Exact reproduction of the following data is required.

——————

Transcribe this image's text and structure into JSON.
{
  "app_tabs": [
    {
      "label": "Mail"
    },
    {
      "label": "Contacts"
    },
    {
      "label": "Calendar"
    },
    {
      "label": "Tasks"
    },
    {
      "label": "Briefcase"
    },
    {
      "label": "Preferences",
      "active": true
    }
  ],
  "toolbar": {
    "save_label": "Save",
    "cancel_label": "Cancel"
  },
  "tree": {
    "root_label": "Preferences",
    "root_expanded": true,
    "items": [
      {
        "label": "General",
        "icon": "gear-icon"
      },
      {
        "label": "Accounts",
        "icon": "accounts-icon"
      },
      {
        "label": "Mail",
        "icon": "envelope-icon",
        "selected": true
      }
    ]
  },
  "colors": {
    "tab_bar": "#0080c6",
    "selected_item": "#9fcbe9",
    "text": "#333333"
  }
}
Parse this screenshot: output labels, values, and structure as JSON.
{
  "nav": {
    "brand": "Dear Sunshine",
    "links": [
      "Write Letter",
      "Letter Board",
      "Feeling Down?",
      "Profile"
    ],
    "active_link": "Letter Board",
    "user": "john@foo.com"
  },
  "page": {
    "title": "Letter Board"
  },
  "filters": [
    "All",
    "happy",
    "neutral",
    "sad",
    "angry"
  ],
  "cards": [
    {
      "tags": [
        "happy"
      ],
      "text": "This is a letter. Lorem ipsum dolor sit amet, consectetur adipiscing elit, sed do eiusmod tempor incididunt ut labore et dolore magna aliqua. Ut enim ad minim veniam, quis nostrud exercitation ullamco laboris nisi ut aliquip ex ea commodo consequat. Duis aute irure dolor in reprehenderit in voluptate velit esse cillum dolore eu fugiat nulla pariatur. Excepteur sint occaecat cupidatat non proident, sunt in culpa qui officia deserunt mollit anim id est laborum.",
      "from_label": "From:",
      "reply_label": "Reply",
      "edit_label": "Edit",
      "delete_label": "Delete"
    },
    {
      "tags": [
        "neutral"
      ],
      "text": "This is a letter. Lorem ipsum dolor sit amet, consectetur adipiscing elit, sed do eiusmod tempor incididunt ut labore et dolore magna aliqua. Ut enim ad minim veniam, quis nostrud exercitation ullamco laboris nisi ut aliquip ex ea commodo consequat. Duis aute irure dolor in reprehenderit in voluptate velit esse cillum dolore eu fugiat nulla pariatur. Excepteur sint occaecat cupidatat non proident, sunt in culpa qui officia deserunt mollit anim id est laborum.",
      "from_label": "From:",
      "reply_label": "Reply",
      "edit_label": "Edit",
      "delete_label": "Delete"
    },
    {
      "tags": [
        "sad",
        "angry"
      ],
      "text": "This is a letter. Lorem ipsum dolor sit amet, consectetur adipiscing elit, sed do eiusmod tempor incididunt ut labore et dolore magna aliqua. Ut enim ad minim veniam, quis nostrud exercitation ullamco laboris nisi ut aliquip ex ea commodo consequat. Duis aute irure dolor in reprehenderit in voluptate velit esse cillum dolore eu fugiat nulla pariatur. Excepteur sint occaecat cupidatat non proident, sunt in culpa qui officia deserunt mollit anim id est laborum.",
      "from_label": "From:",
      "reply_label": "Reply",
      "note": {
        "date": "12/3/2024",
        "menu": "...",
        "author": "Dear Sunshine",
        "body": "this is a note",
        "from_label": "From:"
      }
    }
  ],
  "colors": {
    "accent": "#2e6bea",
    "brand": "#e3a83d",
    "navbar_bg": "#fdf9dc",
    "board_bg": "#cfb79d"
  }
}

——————

▸ **TASK ANSWER**
Transcribe this image's text and structure into JSON.
{
  "app_tabs": [
    {
      "label": "Mail"
    },
    {
      "label": "Contacts"
    },
    {
      "label": "Calendar"
    },
    {
      "label": "Tasks"
    },
    {
      "label": "Briefcase"
    },
    {
      "label": "Preferences",
      "active": true
    }
  ],
  "toolbar": {
    "save_label": "Save",
    "cancel_label": "Cancel"
  },
  "tree": {
    "root_label": "Preferences",
    "root_expanded": true,
    "items": [
      {
        "label": "General",
        "icon": "gear-icon"
      },
      {
        "label": "Accounts",
        "icon": "accounts-icon"
      },
      {
        "label": "Mail",
        "icon": "envelope-icon",
        "selected": true
      }
    ]
  },
  "colors": {
    "tab_bar": "#0080c6",
    "selected_item": "#9fcbe9",
    "text": "#333333"
  }
}
Parse this screenshot: output labels, values, and structure as JSON.
{
  "nav": {
    "brand": "Dear Sunshine",
    "links": [
      "Write Letter",
      "Letter Board",
      "Feeling Down?",
      "Profile"
    ],
    "active_link": "Letter Board",
    "user": "john@foo.com"
  },
  "page": {
    "title": "Letter Board"
  },
  "filters": [
    "All",
    "happy",
    "neutral",
    "sad",
    "angry"
  ],
  "cards": [
    {
      "tags": [
        "happy"
      ],
      "text": "This is a letter. Lorem ipsum dolor sit amet, consectetur adipiscing elit, sed do eiusmod tempor incididunt ut labore et dolore magna aliqua. Ut enim ad minim veniam, quis nostrud exercitation ullamco laboris nisi ut aliquip ex ea commodo consequat. Duis aute irure dolor in reprehenderit in voluptate velit esse cillum dolore eu fugiat nulla pariatur. Excepteur sint occaecat cupidatat non proident, sunt in culpa qui officia deserunt mollit anim id est laborum.",
      "from_label": "From:",
      "reply_label": "Reply",
      "edit_label": "Edit",
      "delete_label": "Delete"
    },
    {
      "tags": [
        "neutral"
      ],
      "text": "This is a letter. Lorem ipsum dolor sit amet, consectetur adipiscing elit, sed do eiusmod tempor incididunt ut labore et dolore magna aliqua. Ut enim ad minim veniam, quis nostrud exercitation ullamco laboris nisi ut aliquip ex ea commodo consequat. Duis aute irure dolor in reprehenderit in voluptate velit esse cillum dolore eu fugiat nulla pariatur. Excepteur sint occaecat cupidatat non proident, sunt in culpa qui officia deserunt mollit anim id est laborum.",
      "from_label": "From:",
      "reply_label": "Reply",
      "edit_label": "Edit",
      "delete_label": "Delete"
    },
    {
      "tags": [
        "sad",
        "angry"
      ],
      "text": "This is a letter. Lorem ipsum dolor sit amet, consectetur adipiscing elit, sed do eiusmod tempor incididunt ut labore et dolore magna aliqua. Ut enim ad minim veniam, quis nostrud exercitation ullamco laboris nisi ut aliquip ex ea commodo consequat. Duis aute irure dolor in reprehenderit in voluptate velit esse cillum dolore eu fugiat nulla pariatur. Excepteur sint occaecat cupidatat non proident, sunt in culpa qui officia deserunt mollit anim id est laborum.",
      "from_label": "From:",
      "reply_label": "Reply",
      "note": {
        "date": "12/3/2024",
        "menu": "...",
        "author": "Dear Sunshine",
        "body": "this is a note",
        "from_label": "From:"
      }
    }
  ],
  "colors": {
    "accent": "#2e6bea",
    "brand": "#e3a83d",
    "navbar_bg": "#fdf9dc",
    "board_bg": "#cfb79d"
  }
}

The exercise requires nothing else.